For a smart owner trying to increase the value of his/her property, Vataha’s message is invaluable. But I couldn’t help but think about a special group of people who, on average, see their teams win more games then they lose. They aren’t from Lake Wobegon, they don’t have good luck, and they aren’t all fans of large-market teams (although that’s another point worth looking at). They’re season-ticket holders.
The effect of home-field advantage is different in each sport and league. In Major League Baseball, home teams win around 54% of the time. The NBA is the highest of the four major sports at 60%, and the NFL and NHL are somewhere in the middle.

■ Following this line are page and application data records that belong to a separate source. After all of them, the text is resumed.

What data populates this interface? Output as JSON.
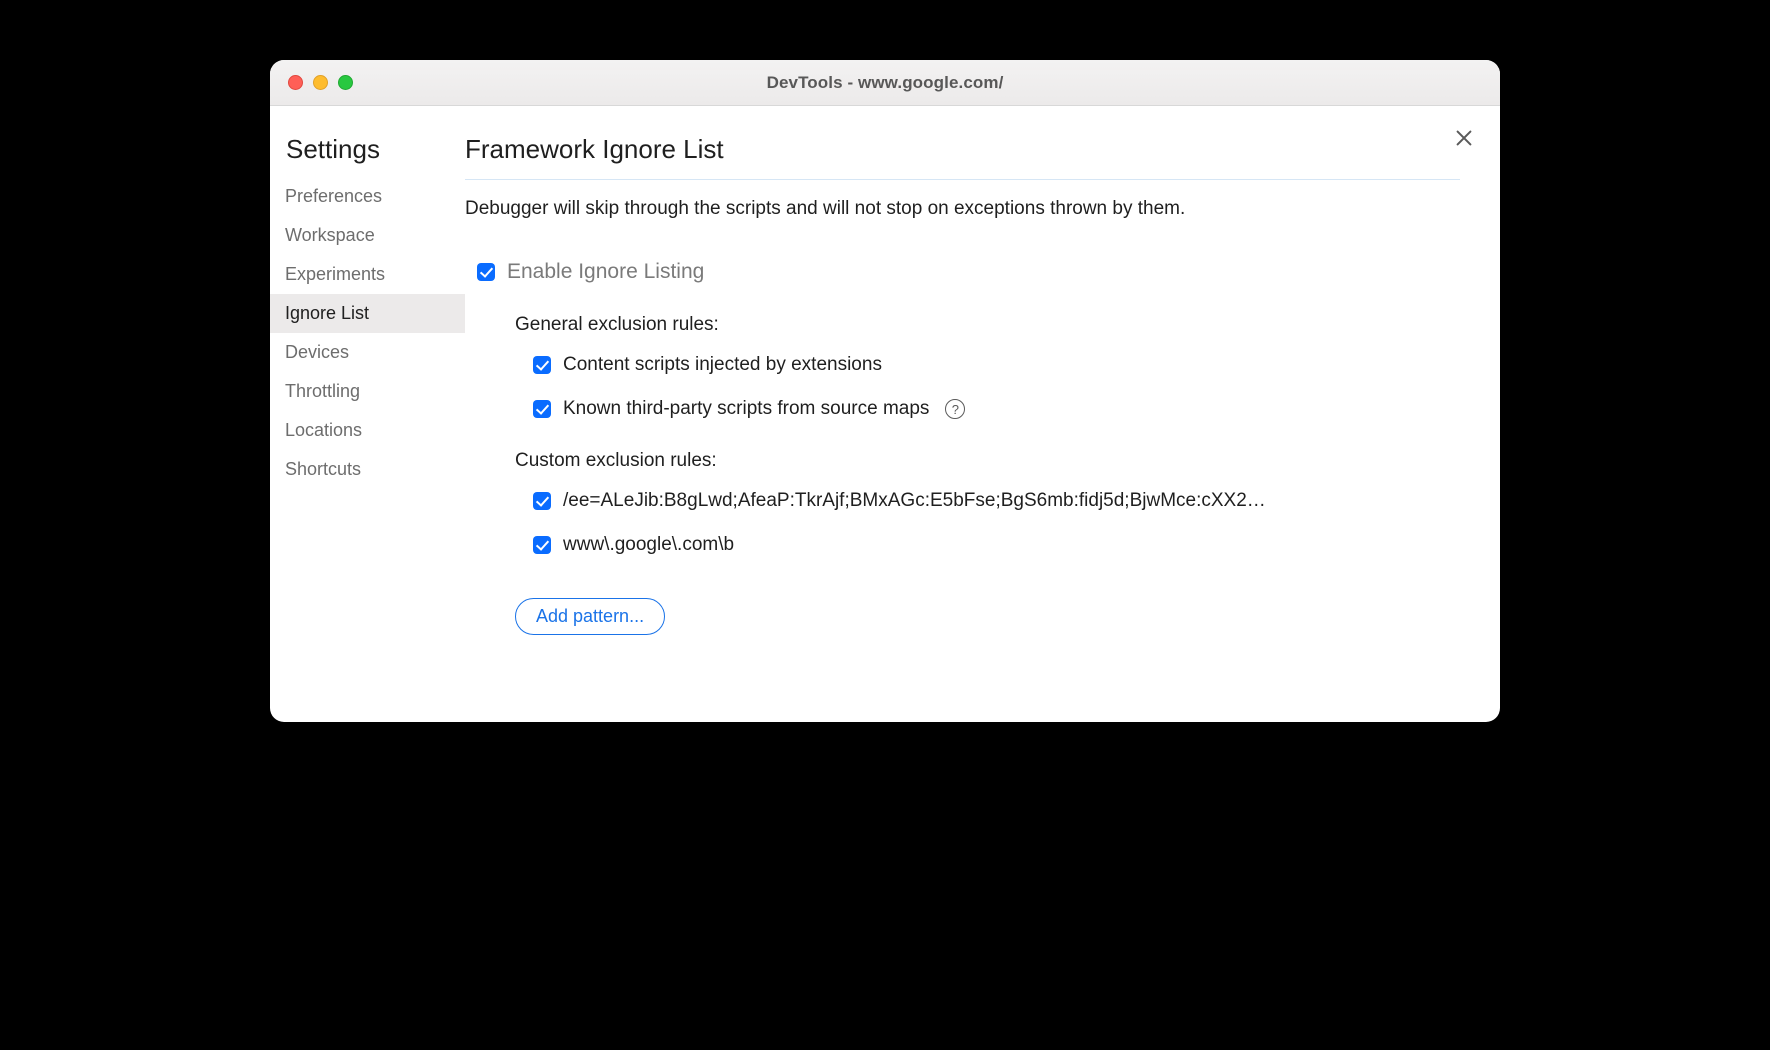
{
  "window": {
    "title": "DevTools - www.google.com/"
  },
  "sidebar": {
    "heading": "Settings",
    "items": [
      {
        "label": "Preferences",
        "active": false
      },
      {
        "label": "Workspace",
        "active": false
      },
      {
        "label": "Experiments",
        "active": false
      },
      {
        "label": "Ignore List",
        "active": true
      },
      {
        "label": "Devices",
        "active": false
      },
      {
        "label": "Throttling",
        "active": false
      },
      {
        "label": "Locations",
        "active": false
      },
      {
        "label": "Shortcuts",
        "active": false
      }
    ]
  },
  "page": {
    "title": "Framework Ignore List",
    "description": "Debugger will skip through the scripts and will not stop on exceptions thrown by them.",
    "enable_label": "Enable Ignore Listing",
    "general_header": "General exclusion rules:",
    "general_rules": [
      {
        "label": "Content scripts injected by extensions",
        "help": false
      },
      {
        "label": "Known third-party scripts from source maps",
        "help": true
      }
    ],
    "custom_header": "Custom exclusion rules:",
    "custom_rules": [
      {
        "label": "/ee=ALeJib:B8gLwd;AfeaP:TkrAjf;BMxAGc:E5bFse;BgS6mb:fidj5d;BjwMce:cXX2…"
      },
      {
        "label": "www\\.google\\.com\\b"
      }
    ],
    "add_button": "Add pattern..."
  }
}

The competitive advantage is well established, but it’s harder to determine the effect on business. I haven’t analyzed the data that would hold the truth, but I have to imagine that a team that wins more games at home (relative to its overall record) is going to be more profitable, especially for teams and leagues that rely most heavily on ticket sales (as opposed to TV deals) for revenue.
However, this effect is in danger. Over the last few decades, even as teams and leagues have become much more intelligent, home field advantage has declined. We can attribute that to a variety of factors, including cushier conditions for traveling teams. Are franchises and leagues losing out on a revenue source?
Granted, it can be difficult to skew games towards the home team without damaging the integrity of the sport. All but one major sport have equal dimensions across all their fields. But there are legitimate ways to go about it. At last year’s conference, Jeff Van Gundy said that if he were designing the NBA schedule, he would make teams play many more back-to-back games on the road. The players’ union might not be wild about that proposal, but the league could still make a more home-friendly schedule without turning many heads. The NHL could do this too. And while the NFL can’t, it’s also the league that relies the least on ticket sales.
If there’s one league that could take a strong initiative, it’s MLB. Don’t be fooled by the raw numbers – because the outcome of a single baseball game is a lot more random than those in other sports, 54% might be a higher figure than the NBA’s 60%, relatively speaking. Teams have been building their teams around their parks (and vice versa) for a long time, and baseball is the only sport whose structure provides an inherent home advantage, thanks to the privilege of batting last. But owners and GMs might want to take another step: if they have an opportunity (in an acquisition or stadium alteration) to sacrifice one road win for one home win, they should do so.
The commissioner’s office should love this – after all, if another win at home means another loss on the road, then that loss on the road equals a home win for another team. Drastic splits like the Red Sox and Rays had in 2009 are ideal: their home fans got what they wanted, and when the teams were on the road, the opposing crowd got the satisfaction of watching a great team lose (more often than not). It’s anything but a zero-sum game.
I’d be surprised if most of the league offices did not already have something like this in mind. If they don’t, however, they might want to start thinking about it. Why pass up the opportunity to make your average team a winning one?
It’d be interesting if you took a look at Forbes data on Local Ticket Receipts over the past few years and ran a regression using home winning percentage controlling for overall record. I think that might help you figure out if being better at home actually gets you more money at the gate.
Jake, that would be an interesting regression to analyze. I’ve done some light research on home court fan attendance and winning percentage for the 2008 NBA season. I found the correlation to be lower then I expected.